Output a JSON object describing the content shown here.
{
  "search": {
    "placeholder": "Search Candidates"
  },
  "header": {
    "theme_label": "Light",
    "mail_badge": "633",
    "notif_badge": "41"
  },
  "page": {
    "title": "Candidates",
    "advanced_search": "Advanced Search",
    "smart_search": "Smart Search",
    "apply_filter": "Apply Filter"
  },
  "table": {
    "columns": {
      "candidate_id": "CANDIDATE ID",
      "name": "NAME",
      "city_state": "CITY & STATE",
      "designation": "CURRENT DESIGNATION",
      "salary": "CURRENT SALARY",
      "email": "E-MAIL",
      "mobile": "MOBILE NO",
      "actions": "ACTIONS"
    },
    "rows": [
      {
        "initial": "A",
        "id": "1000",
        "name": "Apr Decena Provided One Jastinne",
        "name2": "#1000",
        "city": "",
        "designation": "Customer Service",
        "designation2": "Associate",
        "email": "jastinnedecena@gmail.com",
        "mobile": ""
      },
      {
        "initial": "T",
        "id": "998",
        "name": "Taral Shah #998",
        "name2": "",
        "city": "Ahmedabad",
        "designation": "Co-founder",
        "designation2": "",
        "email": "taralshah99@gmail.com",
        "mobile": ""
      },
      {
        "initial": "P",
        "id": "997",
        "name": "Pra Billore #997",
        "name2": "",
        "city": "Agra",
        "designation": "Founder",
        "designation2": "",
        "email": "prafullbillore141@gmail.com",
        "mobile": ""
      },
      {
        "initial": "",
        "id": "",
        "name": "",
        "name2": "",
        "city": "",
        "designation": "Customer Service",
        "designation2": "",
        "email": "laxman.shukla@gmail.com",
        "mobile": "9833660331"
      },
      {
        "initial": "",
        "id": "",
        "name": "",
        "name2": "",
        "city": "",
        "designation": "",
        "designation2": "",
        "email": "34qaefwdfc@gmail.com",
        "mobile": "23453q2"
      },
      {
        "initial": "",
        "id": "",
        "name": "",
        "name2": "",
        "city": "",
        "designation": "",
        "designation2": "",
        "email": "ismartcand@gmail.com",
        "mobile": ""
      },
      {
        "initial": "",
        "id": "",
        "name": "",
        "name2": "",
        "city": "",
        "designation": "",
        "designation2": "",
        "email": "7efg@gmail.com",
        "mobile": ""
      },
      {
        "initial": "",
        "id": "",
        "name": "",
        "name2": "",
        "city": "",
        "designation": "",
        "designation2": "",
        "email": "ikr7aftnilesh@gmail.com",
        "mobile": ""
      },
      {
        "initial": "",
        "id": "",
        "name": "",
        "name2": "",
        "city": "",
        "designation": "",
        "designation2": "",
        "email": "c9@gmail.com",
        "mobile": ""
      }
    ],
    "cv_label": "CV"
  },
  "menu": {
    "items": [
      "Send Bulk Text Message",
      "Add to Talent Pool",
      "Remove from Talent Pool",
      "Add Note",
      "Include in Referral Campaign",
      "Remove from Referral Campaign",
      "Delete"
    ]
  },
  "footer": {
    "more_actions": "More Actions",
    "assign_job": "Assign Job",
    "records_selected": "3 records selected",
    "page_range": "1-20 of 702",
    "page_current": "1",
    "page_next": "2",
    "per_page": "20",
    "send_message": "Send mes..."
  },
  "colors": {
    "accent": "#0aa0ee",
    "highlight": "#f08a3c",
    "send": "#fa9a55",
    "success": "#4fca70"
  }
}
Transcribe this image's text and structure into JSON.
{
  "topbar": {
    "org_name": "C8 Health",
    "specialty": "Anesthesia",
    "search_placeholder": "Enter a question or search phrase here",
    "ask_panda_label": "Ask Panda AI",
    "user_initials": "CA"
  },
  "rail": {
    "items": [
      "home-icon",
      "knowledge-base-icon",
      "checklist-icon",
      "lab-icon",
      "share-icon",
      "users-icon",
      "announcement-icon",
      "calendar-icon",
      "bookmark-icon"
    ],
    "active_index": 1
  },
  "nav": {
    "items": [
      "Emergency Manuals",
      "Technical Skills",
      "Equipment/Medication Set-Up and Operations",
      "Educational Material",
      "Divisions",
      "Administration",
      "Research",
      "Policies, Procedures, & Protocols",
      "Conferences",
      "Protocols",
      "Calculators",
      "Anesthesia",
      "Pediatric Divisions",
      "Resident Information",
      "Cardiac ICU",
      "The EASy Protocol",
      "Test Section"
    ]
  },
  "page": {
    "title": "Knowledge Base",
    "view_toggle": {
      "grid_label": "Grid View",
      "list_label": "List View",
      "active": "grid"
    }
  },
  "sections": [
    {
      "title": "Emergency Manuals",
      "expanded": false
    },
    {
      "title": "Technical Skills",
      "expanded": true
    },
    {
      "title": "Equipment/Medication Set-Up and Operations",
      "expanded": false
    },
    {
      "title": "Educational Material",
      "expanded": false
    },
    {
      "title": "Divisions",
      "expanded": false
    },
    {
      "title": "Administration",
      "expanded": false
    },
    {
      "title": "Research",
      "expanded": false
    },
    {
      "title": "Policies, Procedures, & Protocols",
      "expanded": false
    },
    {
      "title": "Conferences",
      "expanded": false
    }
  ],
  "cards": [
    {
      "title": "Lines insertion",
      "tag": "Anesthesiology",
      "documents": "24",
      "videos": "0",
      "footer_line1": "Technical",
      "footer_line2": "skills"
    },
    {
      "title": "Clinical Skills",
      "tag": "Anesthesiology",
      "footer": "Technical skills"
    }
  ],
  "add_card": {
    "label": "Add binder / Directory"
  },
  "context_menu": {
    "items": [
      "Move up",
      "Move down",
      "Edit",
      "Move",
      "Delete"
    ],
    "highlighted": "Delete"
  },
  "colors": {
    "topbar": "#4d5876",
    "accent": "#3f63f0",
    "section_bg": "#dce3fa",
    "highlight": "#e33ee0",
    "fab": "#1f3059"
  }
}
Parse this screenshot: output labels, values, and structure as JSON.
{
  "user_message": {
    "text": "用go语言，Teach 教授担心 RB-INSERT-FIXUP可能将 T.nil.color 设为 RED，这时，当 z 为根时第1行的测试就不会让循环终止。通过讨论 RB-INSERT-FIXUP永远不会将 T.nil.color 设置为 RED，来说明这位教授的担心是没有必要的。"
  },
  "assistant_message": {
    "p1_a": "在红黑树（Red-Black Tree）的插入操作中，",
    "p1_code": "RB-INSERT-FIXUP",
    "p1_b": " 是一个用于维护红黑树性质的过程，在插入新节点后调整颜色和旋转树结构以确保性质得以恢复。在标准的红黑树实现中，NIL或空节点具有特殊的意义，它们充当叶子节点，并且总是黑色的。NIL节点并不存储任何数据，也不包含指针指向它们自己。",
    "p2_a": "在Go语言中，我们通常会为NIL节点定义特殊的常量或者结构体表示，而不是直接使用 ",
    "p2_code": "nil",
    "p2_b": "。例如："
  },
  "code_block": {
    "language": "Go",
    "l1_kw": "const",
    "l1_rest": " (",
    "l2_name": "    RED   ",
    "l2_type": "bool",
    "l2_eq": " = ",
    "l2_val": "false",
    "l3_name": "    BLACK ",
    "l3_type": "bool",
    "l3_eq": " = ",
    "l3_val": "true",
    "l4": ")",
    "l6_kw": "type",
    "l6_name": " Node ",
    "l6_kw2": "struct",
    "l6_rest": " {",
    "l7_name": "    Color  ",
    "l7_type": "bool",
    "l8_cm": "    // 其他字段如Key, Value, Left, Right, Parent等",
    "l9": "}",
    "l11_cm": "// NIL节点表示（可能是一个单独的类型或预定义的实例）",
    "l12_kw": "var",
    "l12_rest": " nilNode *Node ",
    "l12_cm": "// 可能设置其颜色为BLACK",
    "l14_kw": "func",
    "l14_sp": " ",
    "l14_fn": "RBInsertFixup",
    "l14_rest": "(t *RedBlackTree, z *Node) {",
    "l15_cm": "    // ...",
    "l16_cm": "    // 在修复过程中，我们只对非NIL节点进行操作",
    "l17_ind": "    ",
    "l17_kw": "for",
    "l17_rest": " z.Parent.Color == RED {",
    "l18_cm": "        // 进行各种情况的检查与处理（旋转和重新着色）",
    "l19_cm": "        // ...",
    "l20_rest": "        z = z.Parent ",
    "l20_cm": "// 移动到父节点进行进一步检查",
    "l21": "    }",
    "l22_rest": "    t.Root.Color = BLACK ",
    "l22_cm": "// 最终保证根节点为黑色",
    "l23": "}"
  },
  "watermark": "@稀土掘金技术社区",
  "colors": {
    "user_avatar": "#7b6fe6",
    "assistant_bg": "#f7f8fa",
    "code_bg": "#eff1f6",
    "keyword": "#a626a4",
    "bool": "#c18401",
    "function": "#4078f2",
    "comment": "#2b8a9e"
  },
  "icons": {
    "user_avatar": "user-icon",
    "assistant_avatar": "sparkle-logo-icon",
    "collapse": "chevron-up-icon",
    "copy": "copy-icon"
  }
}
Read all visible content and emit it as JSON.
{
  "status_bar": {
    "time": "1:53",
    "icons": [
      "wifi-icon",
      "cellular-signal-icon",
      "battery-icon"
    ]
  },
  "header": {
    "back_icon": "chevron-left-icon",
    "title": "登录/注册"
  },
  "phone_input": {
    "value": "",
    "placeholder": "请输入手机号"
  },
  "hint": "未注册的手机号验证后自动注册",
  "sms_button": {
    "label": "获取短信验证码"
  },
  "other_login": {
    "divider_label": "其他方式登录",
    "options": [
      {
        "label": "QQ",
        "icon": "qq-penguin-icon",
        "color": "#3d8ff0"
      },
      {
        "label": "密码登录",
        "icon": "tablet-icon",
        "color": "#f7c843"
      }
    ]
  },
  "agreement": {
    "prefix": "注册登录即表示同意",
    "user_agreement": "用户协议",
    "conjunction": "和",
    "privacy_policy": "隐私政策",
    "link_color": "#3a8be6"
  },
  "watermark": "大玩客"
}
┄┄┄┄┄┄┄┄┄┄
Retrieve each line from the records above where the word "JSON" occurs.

Output a JSON object describing the content shown here.
Transcribe this image's text and structure into JSON.
Parse this screenshot: output labels, values, and structure as JSON.
Read all visible content and emit it as JSON.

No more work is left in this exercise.